Source records:
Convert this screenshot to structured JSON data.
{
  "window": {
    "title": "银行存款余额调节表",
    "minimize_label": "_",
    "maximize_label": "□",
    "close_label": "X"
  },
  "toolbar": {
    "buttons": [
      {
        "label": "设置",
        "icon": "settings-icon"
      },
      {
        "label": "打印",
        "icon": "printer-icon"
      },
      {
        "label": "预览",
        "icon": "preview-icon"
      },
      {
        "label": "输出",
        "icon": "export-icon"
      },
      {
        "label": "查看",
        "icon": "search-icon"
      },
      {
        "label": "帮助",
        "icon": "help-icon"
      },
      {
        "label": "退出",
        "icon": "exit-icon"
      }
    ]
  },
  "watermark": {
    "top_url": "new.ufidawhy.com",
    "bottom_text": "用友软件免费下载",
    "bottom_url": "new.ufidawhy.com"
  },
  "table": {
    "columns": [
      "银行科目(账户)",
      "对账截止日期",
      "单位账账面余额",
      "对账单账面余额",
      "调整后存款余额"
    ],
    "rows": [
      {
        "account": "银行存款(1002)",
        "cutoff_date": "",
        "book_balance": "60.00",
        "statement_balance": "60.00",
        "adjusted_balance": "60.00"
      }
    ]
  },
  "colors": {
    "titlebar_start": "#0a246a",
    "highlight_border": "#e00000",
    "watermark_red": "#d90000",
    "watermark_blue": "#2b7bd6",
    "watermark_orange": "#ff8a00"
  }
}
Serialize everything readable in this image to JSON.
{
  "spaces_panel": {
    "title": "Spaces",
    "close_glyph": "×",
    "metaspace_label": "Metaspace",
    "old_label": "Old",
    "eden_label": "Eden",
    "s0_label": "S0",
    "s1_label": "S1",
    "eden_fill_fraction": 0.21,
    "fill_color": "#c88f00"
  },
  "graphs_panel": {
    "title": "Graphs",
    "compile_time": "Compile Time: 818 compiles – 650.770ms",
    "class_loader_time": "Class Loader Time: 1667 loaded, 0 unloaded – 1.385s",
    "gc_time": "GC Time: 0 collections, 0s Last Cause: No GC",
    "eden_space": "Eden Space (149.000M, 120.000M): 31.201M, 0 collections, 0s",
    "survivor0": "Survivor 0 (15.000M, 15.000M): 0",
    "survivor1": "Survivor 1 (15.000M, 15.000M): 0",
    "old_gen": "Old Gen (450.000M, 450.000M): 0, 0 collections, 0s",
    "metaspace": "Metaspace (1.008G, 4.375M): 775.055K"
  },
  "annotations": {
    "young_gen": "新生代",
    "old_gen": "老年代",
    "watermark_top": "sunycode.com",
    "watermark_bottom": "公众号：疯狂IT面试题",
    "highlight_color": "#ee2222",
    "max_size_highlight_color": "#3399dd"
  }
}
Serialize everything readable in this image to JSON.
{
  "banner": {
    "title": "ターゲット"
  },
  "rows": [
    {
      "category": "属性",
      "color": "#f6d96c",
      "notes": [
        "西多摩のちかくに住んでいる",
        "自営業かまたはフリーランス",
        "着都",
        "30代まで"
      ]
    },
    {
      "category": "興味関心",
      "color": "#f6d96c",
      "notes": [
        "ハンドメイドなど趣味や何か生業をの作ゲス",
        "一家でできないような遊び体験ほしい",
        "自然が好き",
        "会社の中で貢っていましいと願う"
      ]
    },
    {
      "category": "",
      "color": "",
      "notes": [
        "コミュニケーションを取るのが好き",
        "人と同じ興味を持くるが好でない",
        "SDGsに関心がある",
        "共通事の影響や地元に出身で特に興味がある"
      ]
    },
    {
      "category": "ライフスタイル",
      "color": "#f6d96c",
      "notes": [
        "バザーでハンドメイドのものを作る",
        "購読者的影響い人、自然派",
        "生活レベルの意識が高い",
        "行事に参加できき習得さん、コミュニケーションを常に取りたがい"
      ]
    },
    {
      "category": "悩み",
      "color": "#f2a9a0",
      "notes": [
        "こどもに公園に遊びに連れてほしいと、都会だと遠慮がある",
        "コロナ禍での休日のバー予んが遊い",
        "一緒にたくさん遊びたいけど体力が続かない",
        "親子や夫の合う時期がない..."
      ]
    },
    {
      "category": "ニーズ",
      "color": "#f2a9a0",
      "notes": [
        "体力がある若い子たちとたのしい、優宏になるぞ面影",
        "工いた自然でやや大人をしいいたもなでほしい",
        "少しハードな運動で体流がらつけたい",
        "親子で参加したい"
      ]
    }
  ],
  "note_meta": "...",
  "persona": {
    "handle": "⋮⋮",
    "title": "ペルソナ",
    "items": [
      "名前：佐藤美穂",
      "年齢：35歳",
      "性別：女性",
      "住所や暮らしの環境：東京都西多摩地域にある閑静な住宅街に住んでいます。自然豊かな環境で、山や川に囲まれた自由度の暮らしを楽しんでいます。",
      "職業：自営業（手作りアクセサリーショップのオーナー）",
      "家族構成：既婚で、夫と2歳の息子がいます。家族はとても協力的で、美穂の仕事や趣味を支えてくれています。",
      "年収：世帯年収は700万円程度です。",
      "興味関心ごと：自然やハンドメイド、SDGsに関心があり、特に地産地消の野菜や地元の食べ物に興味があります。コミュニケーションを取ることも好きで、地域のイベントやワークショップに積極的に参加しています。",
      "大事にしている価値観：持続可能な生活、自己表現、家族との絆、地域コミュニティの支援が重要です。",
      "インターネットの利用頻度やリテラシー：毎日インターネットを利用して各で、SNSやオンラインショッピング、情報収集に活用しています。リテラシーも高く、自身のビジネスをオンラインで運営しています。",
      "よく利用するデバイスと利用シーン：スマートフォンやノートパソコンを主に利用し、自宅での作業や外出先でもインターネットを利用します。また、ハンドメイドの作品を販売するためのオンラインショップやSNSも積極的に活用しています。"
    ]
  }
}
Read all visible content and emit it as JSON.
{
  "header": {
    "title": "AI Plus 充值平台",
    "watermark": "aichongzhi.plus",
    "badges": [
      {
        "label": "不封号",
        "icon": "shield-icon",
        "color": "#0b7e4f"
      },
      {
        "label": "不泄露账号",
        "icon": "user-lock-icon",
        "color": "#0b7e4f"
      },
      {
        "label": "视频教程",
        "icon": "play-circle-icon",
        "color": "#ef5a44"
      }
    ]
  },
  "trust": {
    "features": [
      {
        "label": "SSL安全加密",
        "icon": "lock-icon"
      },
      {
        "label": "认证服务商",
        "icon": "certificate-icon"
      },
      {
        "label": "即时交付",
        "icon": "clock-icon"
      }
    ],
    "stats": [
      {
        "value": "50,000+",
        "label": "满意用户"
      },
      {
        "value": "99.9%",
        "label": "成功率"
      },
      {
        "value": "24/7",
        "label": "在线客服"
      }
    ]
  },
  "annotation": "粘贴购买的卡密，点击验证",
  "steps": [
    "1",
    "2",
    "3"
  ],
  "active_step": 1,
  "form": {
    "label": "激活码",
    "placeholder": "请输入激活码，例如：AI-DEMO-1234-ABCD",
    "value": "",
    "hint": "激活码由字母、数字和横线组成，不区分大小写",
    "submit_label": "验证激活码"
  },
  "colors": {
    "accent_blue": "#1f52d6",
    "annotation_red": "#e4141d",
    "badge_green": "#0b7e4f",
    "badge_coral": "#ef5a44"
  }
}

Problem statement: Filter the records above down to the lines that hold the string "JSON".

Output:
Convert this screenshot to structured JSON data.
Serialize everything readable in this image to JSON.
Serialize everything readable in this image to JSON.
Read all visible content and emit it as JSON.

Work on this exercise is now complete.